ACTION ITEM – Keep the wording of every entry intact in your copy, and omit the pictures.

(Dataset rows describing interfaces)

>>>>>

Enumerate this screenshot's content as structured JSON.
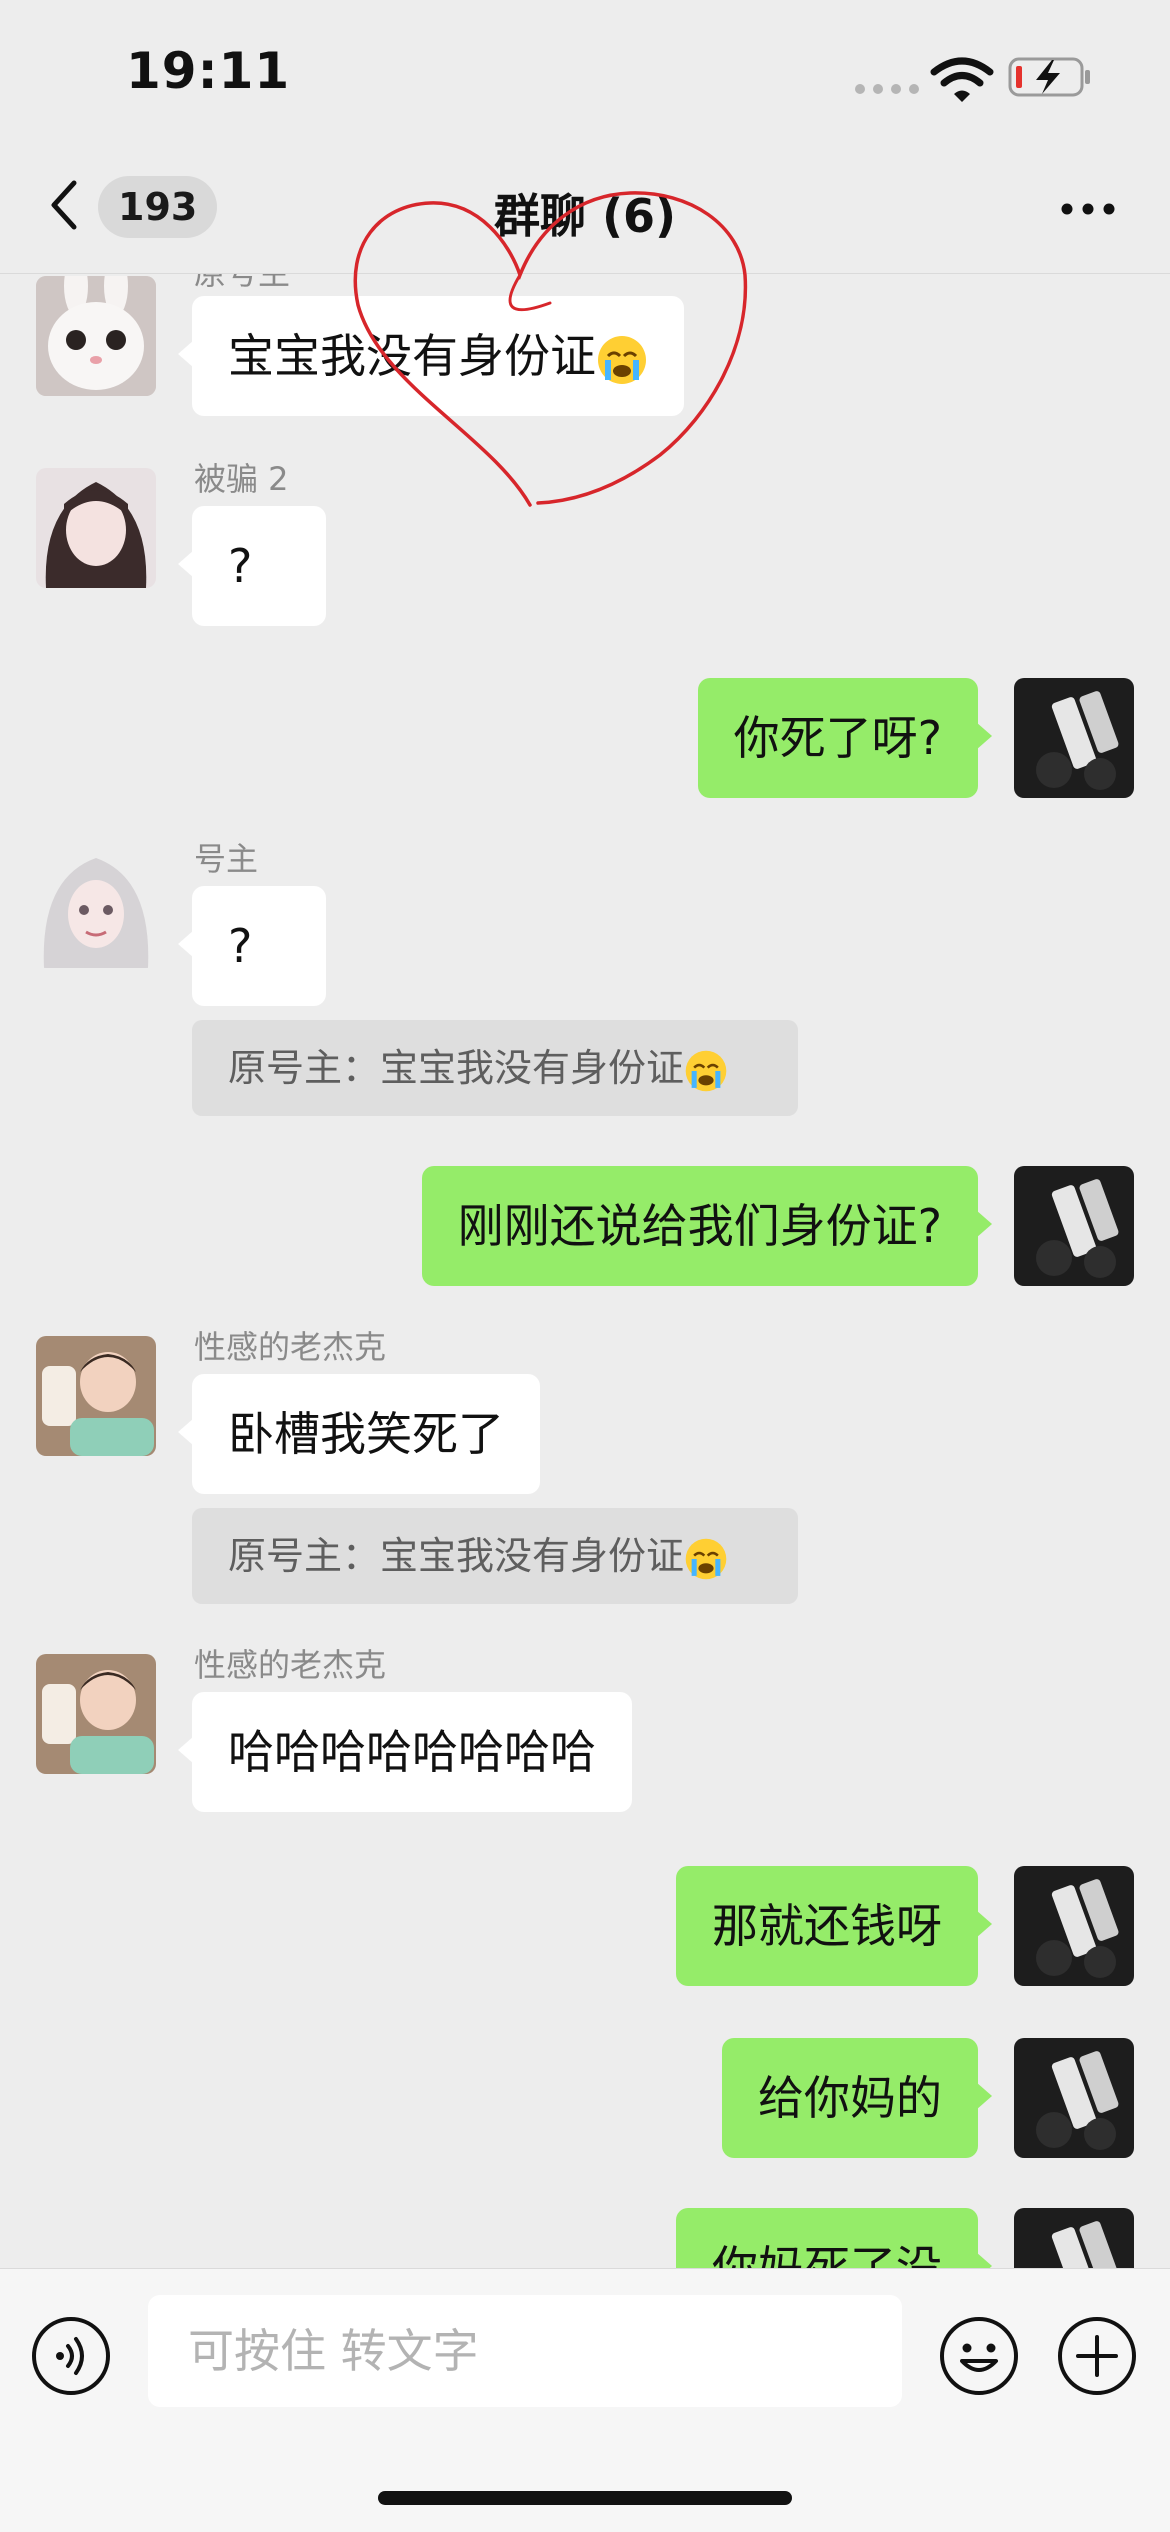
{
  "status_bar": {
    "time": "19:11"
  },
  "nav": {
    "unread_count": "193",
    "title": "群聊 (6)"
  },
  "messages": [
    {
      "sender": "原号主",
      "text": "宝宝我没有身份证",
      "emoji": "crying-emoji"
    },
    {
      "sender": "被骗 2",
      "text": "?"
    },
    {
      "text": "你死了呀?"
    },
    {
      "sender": "号主",
      "text": "?",
      "quote": "原号主：宝宝我没有身份证"
    },
    {
      "text": "刚刚还说给我们身份证?"
    },
    {
      "sender": "性感的老杰克",
      "text": "卧槽我笑死了",
      "quote": "原号主：宝宝我没有身份证"
    },
    {
      "sender": "性感的老杰克",
      "text": "哈哈哈哈哈哈哈哈"
    },
    {
      "text": "那就还钱呀"
    },
    {
      "text": "给你妈的"
    },
    {
      "text": "你妈死了没"
    }
  ],
  "input": {
    "placeholder": "可按住 转文字"
  },
  "colors": {
    "outgoing_bubble": "#95ec69",
    "incoming_bubble": "#ffffff",
    "background": "#ededed",
    "doodle": "#d7262b"
  }
}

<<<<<

SOLUTION TO THE PROBLEM –
Enumerate this screenshot's content as structured JSON.
{
  "status_bar": {
    "time": "19:11"
  },
  "nav": {
    "unread_count": "193",
    "title": "群聊 (6)"
  },
  "messages": [
    {
      "sender": "原号主",
      "text": "宝宝我没有身份证",
      "emoji": "crying-emoji"
    },
    {
      "sender": "被骗 2",
      "text": "?"
    },
    {
      "text": "你死了呀?"
    },
    {
      "sender": "号主",
      "text": "?",
      "quote": "原号主：宝宝我没有身份证"
    },
    {
      "text": "刚刚还说给我们身份证?"
    },
    {
      "sender": "性感的老杰克",
      "text": "卧槽我笑死了",
      "quote": "原号主：宝宝我没有身份证"
    },
    {
      "sender": "性感的老杰克",
      "text": "哈哈哈哈哈哈哈哈"
    },
    {
      "text": "那就还钱呀"
    },
    {
      "text": "给你妈的"
    },
    {
      "text": "你妈死了没"
    }
  ],
  "input": {
    "placeholder": "可按住 转文字"
  },
  "colors": {
    "outgoing_bubble": "#95ec69",
    "incoming_bubble": "#ffffff",
    "background": "#ededed",
    "doodle": "#d7262b"
  }
}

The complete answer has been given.